Conversation Piece: “Lunchbreak” by Seward Johnson
Take a seat next to this sculpture in Churchill Square.
By Steven Sandor | July 4, 2017
If you’ve been to Churchill Square, you may have been fooled by Seward Johnson’s “Lunchbreak.” The statue of a man taking, well, his lunch break isn’t set on a pedestal. No, the figure is sitting on a park bench – and, even though he’s as silver as a certain comic-book surfer, he can fool you into thinking that he’s a real guy taking five.
The piece has been downtown since 1983, and was sculpted and forged by famed American artist Seward Johnson. Johnson has a penchant for making sculptures of everyday people doing everyday things on park benches. Do a search for “Lunchbreak” and you will find other versions of this piece in Key West, Florida and Israel.
In San Francisco, you’ll find a Johnson sculpture of a woman on a park bench, reading a book. In Grapevine, Texas, you’ll find “Sidewalk Judge,” where a senior sits on a bench, leaning on a cane. In Trenton, New Jersey, there’s a sculpture of a man in a business suit passed out on a bench with a newspaper covering his face.
In that passed-out-on-a-bench statue, called “Between Appointments,” the newspaper in question features a story about Johnson’s late father, who had disowned his family after marrying his young maid. The kids contested their father’s will, worth close to $400 million USD. The children, including the sculptor, claimed the will was rewritten when their father was not of sound mind.

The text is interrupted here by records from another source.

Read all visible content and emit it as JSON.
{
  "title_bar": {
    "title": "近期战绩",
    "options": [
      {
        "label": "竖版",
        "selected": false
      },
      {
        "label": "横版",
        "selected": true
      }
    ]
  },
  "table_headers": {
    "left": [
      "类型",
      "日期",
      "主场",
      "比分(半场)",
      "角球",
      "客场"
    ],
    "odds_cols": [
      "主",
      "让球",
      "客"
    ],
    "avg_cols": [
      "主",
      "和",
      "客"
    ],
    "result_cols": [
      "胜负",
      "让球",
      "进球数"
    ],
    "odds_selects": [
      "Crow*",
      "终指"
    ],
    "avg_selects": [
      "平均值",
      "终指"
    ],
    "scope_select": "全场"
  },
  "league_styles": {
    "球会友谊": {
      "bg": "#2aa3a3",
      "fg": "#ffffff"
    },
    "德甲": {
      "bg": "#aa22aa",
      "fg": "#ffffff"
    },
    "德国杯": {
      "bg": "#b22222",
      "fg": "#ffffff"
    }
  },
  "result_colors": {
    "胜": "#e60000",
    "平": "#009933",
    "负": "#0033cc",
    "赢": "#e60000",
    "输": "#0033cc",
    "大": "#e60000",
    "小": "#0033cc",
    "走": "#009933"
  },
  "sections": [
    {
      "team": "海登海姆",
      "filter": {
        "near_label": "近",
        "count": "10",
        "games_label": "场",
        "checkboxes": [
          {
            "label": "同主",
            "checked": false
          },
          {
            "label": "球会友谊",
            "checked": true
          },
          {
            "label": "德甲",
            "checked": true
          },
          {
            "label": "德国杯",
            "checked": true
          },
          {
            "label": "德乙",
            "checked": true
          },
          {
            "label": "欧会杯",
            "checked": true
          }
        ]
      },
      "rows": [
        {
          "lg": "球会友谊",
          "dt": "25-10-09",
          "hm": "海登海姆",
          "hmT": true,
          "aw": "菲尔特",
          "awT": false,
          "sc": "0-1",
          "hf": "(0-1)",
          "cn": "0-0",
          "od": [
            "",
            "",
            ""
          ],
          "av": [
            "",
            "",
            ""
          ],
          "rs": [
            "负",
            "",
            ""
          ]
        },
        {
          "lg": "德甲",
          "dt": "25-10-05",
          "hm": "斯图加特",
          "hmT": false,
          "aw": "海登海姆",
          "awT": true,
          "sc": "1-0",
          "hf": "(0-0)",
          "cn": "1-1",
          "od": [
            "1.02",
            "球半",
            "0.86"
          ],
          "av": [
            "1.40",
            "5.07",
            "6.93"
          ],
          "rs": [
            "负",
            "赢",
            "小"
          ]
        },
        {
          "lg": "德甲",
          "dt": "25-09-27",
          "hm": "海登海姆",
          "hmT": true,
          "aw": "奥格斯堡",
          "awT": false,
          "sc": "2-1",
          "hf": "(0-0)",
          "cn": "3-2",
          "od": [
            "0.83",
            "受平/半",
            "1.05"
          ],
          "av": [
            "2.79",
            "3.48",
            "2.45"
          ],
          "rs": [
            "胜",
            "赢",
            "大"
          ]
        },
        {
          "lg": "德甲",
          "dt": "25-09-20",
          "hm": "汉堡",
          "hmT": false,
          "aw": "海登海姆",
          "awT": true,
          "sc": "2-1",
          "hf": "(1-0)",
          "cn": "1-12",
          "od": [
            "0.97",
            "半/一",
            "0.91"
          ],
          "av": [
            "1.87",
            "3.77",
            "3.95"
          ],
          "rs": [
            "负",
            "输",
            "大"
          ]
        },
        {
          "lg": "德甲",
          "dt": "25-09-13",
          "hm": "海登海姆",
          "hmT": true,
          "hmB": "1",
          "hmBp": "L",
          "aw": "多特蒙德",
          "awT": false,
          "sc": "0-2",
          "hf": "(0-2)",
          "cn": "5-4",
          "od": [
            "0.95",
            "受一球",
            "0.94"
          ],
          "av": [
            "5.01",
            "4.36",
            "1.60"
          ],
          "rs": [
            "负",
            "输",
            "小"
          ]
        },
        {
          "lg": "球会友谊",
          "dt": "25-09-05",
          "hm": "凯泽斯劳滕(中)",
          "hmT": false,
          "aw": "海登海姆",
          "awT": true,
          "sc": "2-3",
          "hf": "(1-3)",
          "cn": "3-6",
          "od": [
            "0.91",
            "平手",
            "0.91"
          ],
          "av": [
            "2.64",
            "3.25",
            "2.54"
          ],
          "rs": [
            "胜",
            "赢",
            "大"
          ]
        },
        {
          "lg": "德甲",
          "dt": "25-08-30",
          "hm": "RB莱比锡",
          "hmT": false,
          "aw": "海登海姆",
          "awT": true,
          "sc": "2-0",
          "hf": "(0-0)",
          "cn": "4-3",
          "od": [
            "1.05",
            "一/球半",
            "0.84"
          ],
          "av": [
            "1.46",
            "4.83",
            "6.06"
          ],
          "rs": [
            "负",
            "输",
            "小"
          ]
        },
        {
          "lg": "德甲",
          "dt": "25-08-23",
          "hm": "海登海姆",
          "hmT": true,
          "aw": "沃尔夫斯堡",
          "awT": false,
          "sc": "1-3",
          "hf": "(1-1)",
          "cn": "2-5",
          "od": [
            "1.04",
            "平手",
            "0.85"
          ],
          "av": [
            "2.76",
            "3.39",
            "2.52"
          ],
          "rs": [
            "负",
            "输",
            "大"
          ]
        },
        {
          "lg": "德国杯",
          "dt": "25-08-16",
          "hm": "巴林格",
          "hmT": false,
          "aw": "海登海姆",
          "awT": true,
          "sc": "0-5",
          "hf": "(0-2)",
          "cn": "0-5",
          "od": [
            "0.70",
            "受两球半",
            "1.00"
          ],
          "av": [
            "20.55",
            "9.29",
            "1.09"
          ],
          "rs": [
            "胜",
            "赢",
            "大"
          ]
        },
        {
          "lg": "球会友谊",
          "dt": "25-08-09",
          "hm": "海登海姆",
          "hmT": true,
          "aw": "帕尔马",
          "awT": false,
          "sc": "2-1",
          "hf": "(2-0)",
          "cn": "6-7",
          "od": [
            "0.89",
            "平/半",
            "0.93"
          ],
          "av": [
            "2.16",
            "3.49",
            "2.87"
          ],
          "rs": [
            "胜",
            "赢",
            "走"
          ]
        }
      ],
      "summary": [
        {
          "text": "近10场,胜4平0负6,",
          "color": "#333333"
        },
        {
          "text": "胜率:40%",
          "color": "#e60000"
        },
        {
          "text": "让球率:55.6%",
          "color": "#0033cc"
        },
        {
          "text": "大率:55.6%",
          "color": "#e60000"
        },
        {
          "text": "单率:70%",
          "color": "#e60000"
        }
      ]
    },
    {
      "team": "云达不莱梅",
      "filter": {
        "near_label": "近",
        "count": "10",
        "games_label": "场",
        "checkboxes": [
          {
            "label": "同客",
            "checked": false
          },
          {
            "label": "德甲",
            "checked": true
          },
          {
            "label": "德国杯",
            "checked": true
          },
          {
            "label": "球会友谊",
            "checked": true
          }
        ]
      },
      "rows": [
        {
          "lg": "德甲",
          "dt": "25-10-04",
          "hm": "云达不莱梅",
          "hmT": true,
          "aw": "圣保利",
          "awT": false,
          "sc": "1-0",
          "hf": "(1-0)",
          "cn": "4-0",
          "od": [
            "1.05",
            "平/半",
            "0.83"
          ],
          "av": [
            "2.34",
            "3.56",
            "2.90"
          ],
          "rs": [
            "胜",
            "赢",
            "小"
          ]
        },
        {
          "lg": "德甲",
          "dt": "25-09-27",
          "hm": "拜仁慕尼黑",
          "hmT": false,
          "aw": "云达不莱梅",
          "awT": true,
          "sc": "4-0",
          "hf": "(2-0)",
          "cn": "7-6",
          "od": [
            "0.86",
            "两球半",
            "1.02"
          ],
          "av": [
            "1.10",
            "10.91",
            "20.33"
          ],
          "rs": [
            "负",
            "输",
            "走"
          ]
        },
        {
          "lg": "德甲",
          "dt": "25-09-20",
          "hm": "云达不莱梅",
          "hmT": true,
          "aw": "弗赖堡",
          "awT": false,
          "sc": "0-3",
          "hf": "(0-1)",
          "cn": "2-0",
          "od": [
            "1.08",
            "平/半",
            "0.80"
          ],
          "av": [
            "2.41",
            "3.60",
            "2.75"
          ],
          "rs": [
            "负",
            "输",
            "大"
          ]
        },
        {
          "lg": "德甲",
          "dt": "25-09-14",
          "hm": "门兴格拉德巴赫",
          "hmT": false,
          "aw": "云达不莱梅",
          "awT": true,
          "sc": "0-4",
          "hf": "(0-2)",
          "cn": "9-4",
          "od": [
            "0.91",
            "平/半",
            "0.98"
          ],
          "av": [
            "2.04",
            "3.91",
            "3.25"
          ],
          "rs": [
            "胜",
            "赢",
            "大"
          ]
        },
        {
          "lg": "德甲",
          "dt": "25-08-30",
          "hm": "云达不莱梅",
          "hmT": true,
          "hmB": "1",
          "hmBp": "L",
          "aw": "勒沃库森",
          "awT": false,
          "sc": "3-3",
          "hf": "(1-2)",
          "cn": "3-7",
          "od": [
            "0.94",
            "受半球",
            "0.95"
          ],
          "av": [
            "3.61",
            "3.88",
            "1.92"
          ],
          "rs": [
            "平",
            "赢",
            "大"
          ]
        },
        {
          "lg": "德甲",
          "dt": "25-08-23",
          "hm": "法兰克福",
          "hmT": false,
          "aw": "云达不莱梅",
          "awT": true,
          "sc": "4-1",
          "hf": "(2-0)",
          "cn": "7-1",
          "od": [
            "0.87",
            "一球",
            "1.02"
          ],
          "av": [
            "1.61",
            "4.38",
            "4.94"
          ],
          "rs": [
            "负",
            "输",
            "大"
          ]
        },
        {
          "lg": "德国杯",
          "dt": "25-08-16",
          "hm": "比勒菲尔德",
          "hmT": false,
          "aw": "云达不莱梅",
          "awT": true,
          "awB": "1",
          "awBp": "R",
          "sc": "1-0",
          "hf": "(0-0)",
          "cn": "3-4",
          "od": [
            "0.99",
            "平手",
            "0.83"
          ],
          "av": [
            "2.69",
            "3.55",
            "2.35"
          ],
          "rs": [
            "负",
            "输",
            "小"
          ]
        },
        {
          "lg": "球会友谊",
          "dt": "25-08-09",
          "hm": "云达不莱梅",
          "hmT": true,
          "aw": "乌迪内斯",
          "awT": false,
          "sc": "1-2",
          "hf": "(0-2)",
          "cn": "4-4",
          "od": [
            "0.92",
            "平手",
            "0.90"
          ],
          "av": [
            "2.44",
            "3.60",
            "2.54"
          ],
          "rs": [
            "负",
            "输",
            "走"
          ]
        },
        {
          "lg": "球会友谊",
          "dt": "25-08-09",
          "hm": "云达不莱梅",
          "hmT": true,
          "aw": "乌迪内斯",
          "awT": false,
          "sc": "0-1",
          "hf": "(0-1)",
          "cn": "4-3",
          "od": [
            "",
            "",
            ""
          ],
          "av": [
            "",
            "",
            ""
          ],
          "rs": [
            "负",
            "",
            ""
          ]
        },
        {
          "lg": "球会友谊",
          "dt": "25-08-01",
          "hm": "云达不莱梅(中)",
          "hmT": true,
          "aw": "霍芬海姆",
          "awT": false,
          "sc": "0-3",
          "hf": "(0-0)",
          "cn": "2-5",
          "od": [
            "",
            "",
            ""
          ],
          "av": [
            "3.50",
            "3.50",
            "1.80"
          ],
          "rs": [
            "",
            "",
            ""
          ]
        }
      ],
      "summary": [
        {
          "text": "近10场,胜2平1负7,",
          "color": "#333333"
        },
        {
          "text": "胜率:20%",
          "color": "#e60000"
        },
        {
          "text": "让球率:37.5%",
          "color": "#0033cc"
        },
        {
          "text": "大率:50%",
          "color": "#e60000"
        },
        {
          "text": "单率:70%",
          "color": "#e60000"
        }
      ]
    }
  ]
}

Johnson may be a common name, but the Johnson family in question here is the one featured on Band-Aids, baby shampoo and Tylenol. That’s right – Seward Johnson is an heir to the Johnson & Johnson empire.
The legal battle was settled before a judge could rule; the kids shared $40 million while the maid got the rest – but it was still massive tabloid fodder.